[Interface dataset entries]

------------------------------------------------------------

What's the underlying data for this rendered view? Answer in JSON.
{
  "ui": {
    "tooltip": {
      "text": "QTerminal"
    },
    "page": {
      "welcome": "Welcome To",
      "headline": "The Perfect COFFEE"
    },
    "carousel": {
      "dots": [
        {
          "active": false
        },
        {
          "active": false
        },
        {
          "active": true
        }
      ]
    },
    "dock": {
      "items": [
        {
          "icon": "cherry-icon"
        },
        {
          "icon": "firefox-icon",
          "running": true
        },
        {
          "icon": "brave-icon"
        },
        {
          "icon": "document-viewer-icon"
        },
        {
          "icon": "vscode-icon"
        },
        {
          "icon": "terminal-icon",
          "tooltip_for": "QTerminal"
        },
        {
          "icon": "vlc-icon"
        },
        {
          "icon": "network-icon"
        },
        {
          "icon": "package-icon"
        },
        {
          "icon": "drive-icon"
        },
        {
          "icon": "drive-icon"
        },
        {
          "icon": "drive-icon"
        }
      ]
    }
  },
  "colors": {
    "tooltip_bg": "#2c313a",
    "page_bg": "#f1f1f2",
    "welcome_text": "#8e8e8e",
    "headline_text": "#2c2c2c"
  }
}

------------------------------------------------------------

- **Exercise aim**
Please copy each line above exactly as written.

- **Solution to the problem**
What's the underlying data for this rendered view? Answer in JSON.
{
  "ui": {
    "tooltip": {
      "text": "QTerminal"
    },
    "page": {
      "welcome": "Welcome To",
      "headline": "The Perfect COFFEE"
    },
    "carousel": {
      "dots": [
        {
          "active": false
        },
        {
          "active": false
        },
        {
          "active": true
        }
      ]
    },
    "dock": {
      "items": [
        {
          "icon": "cherry-icon"
        },
        {
          "icon": "firefox-icon",
          "running": true
        },
        {
          "icon": "brave-icon"
        },
        {
          "icon": "document-viewer-icon"
        },
        {
          "icon": "vscode-icon"
        },
        {
          "icon": "terminal-icon",
          "tooltip_for": "QTerminal"
        },
        {
          "icon": "vlc-icon"
        },
        {
          "icon": "network-icon"
        },
        {
          "icon": "package-icon"
        },
        {
          "icon": "drive-icon"
        },
        {
          "icon": "drive-icon"
        },
        {
          "icon": "drive-icon"
        }
      ]
    }
  },
  "colors": {
    "tooltip_bg": "#2c313a",
    "page_bg": "#f1f1f2",
    "welcome_text": "#8e8e8e",
    "headline_text": "#2c2c2c"
  }
}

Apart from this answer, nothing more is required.